▶ [Task to complete]
Return the entries in full, exactly as written.

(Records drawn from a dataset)
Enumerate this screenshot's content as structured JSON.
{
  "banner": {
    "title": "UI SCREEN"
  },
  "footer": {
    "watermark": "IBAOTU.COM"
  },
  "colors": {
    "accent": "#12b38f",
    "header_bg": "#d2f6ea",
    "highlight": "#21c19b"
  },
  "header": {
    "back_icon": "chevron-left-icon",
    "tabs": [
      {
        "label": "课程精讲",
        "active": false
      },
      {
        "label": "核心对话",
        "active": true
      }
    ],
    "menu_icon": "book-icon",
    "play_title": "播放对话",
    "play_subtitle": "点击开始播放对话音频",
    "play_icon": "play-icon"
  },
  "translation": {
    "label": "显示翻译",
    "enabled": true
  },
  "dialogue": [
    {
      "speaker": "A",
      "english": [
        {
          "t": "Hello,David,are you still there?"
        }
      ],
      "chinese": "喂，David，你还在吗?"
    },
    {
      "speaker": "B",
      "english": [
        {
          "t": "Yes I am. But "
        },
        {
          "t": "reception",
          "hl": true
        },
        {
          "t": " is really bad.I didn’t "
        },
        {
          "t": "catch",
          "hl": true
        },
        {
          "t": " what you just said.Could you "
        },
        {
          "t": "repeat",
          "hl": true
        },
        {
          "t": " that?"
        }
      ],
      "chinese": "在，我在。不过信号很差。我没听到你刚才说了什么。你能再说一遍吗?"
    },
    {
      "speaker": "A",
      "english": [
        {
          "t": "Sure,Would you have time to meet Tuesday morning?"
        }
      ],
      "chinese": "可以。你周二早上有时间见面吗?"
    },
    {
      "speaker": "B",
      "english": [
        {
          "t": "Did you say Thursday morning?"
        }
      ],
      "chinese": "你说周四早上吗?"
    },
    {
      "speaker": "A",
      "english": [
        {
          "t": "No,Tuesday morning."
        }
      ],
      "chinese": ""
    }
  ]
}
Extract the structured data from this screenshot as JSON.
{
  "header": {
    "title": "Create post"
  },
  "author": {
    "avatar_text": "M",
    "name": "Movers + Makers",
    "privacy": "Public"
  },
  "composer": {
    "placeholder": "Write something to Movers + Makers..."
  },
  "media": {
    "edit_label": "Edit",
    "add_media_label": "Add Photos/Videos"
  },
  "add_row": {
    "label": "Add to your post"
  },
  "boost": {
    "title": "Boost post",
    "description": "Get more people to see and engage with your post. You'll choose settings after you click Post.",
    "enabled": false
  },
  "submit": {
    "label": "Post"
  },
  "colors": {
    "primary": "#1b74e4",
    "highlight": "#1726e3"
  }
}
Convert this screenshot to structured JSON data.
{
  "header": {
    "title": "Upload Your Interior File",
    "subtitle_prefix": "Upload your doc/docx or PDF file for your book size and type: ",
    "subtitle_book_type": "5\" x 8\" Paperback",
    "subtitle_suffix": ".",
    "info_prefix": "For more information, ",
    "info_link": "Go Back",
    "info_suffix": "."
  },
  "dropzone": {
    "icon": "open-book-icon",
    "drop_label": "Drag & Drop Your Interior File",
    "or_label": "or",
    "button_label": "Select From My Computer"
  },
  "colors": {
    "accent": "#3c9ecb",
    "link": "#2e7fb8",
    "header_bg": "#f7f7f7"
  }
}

▶ [Result of this exercise]
Enumerate this screenshot's content as structured JSON.
{
  "banner": {
    "title": "UI SCREEN"
  },
  "footer": {
    "watermark": "IBAOTU.COM"
  },
  "colors": {
    "accent": "#12b38f",
    "header_bg": "#d2f6ea",
    "highlight": "#21c19b"
  },
  "header": {
    "back_icon": "chevron-left-icon",
    "tabs": [
      {
        "label": "课程精讲",
        "active": false
      },
      {
        "label": "核心对话",
        "active": true
      }
    ],
    "menu_icon": "book-icon",
    "play_title": "播放对话",
    "play_subtitle": "点击开始播放对话音频",
    "play_icon": "play-icon"
  },
  "translation": {
    "label": "显示翻译",
    "enabled": true
  },
  "dialogue": [
    {
      "speaker": "A",
      "english": [
        {
          "t": "Hello,David,are you still there?"
        }
      ],
      "chinese": "喂，David，你还在吗?"
    },
    {
      "speaker": "B",
      "english": [
        {
          "t": "Yes I am. But "
        },
        {
          "t": "reception",
          "hl": true
        },
        {
          "t": " is really bad.I didn’t "
        },
        {
          "t": "catch",
          "hl": true
        },
        {
          "t": " what you just said.Could you "
        },
        {
          "t": "repeat",
          "hl": true
        },
        {
          "t": " that?"
        }
      ],
      "chinese": "在，我在。不过信号很差。我没听到你刚才说了什么。你能再说一遍吗?"
    },
    {
      "speaker": "A",
      "english": [
        {
          "t": "Sure,Would you have time to meet Tuesday morning?"
        }
      ],
      "chinese": "可以。你周二早上有时间见面吗?"
    },
    {
      "speaker": "B",
      "english": [
        {
          "t": "Did you say Thursday morning?"
        }
      ],
      "chinese": "你说周四早上吗?"
    },
    {
      "speaker": "A",
      "english": [
        {
          "t": "No,Tuesday morning."
        }
      ],
      "chinese": ""
    }
  ]
}
Extract the structured data from this screenshot as JSON.
{
  "header": {
    "title": "Create post"
  },
  "author": {
    "avatar_text": "M",
    "name": "Movers + Makers",
    "privacy": "Public"
  },
  "composer": {
    "placeholder": "Write something to Movers + Makers..."
  },
  "media": {
    "edit_label": "Edit",
    "add_media_label": "Add Photos/Videos"
  },
  "add_row": {
    "label": "Add to your post"
  },
  "boost": {
    "title": "Boost post",
    "description": "Get more people to see and engage with your post. You'll choose settings after you click Post.",
    "enabled": false
  },
  "submit": {
    "label": "Post"
  },
  "colors": {
    "primary": "#1b74e4",
    "highlight": "#1726e3"
  }
}
Convert this screenshot to structured JSON data.
{
  "header": {
    "title": "Upload Your Interior File",
    "subtitle_prefix": "Upload your doc/docx or PDF file for your book size and type: ",
    "subtitle_book_type": "5\" x 8\" Paperback",
    "subtitle_suffix": ".",
    "info_prefix": "For more information, ",
    "info_link": "Go Back",
    "info_suffix": "."
  },
  "dropzone": {
    "icon": "open-book-icon",
    "drop_label": "Drag & Drop Your Interior File",
    "or_label": "or",
    "button_label": "Select From My Computer"
  },
  "colors": {
    "accent": "#3c9ecb",
    "link": "#2e7fb8",
    "header_bg": "#f7f7f7"
  }
}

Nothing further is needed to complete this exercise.